Cynicism is a function of alienation. When one no longer considers oneself part of a something, when one no longer has or no longer cares to have a stake in a system, then one can afford to be cynical. In the cold embrace of cynicism one is insulated from dashed hopes and impossible expectations. Cynicism is the complete and utter destruction of hope. Viewed this way, it is frightfully easy to see that idealism and cynicism are end points of the same trajectory.
The best idealists make the worst cynics. Pragmatists, those who see the world in shades of gray, probably have plenty more room to accommodate failure, inconsistencies and illogic. Pragmatists order the world by taking the good and the bad to incorporate into her worldview. Idealists aim for the normative – what should be. An exercise of idealism then is ordering the world based on what does not yet exist. It is placing faith in the cusp of what could be, in the glimmer of something in the horizon, in the intangibles. Idealism can often be a fruitless exercise, a constant anticipation, a breathless waiting for signs of what one desires to come in fruition.
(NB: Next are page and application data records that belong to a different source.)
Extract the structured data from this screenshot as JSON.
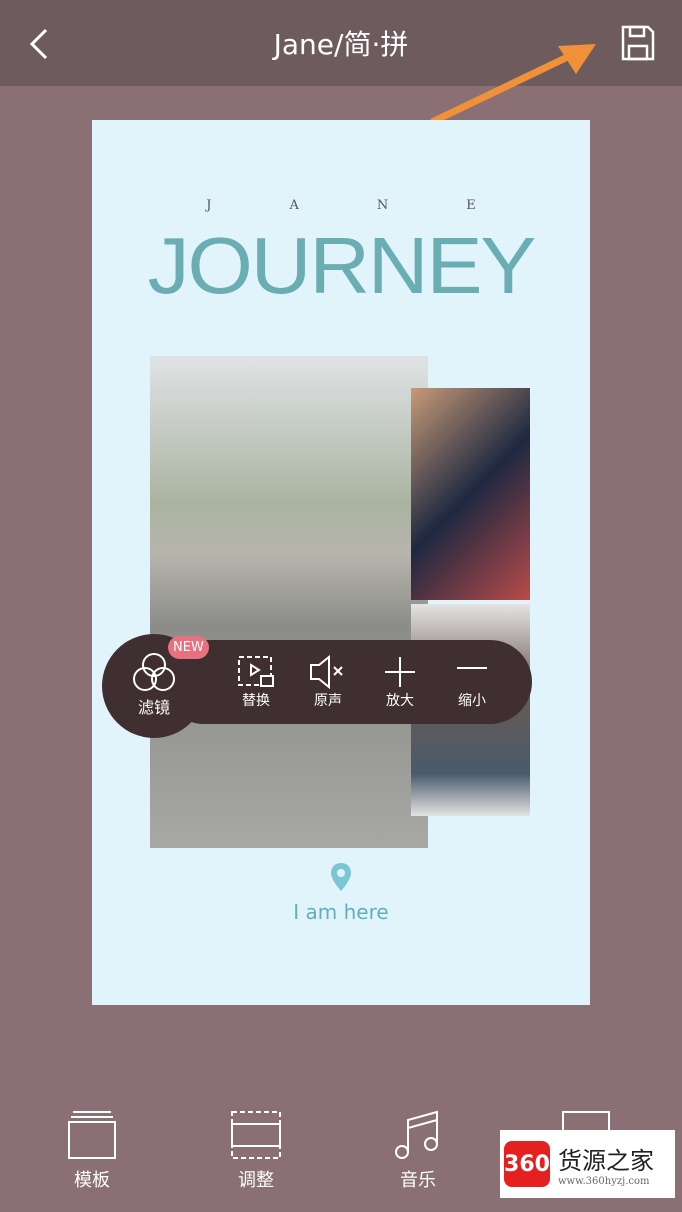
{
  "header": {
    "title": "Jane/简·拼",
    "back_icon": "chevron-left-icon",
    "save_icon": "save-icon"
  },
  "canvas": {
    "jane": [
      "J",
      "A",
      "N",
      "E"
    ],
    "journey": "JOURNEY",
    "location": "I am here"
  },
  "toolbar": {
    "filter": "滤镜",
    "new_badge": "NEW",
    "replace": "替换",
    "original_sound": "原声",
    "zoom_in": "放大",
    "zoom_out": "缩小"
  },
  "bottom": {
    "template": "模板",
    "adjust": "调整",
    "music": "音乐"
  },
  "watermark": {
    "logo": "360",
    "name": "货源之家",
    "url": "www.360hyzj.com"
  },
  "colors": {
    "arrow": "#f0913a",
    "canvas": "#e1f4fb",
    "accent": "#6aaeb4",
    "badge": "#e8707f"
  }
}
I returned to the Philippines a year and a half ago full of hope, my mind filled with notions of right and justice. I had not been gone that long, but I was far away enough to have forgotten what it was like, the chaos and the madness. In my mind’s eye, home was a damsel in distress waiting to be rescued. And there I was, her gallant knight. Not all believe themselves to be heroic. It takes a certain kind of conceit and delusion to believe that what one does matters in the larger scheme of things.
Since my return I made a conscious decision to climb down from my ivory tower. Ensconced in the private spaces we inhabit, we can afford to tune out the undesirable public. What we all possess in our private spaces – our families and friends, work – we have in our immediate control. The public – that jungle of common rules, common values and common spaces - are owned by no one and everyone. Here it isn’t easily discernible who are responsible, where our interests lie, what we have at stake and what we can and cannot control. Because the rules that dictate the public are arbitrary and because enforcement itself is arbitrary, it is easy to feel helpless. In such a system it often seems it is each person for herself.
A year and a half ago, I climbed down my ivory tower, afraid of the ugliness that I would see. Called to duty, the knight errant wanted to come to the rescue anyway. And here I am, a year and a half later. I have not quite earned my battle spurs. All I have are a few scrapes. I have had but a glimpse of what teems underneath our public skin. I am at once amazed and disgusted. This is my country. This is my people. This is me.
With one eye to the horizon, I ask myself these days whether these exercises in fruitlessness truly matters. Or that they work in bringing the normative in fruition. I am but a gnat, cowed by the mountain. Perhaps it is me who needs rescuing.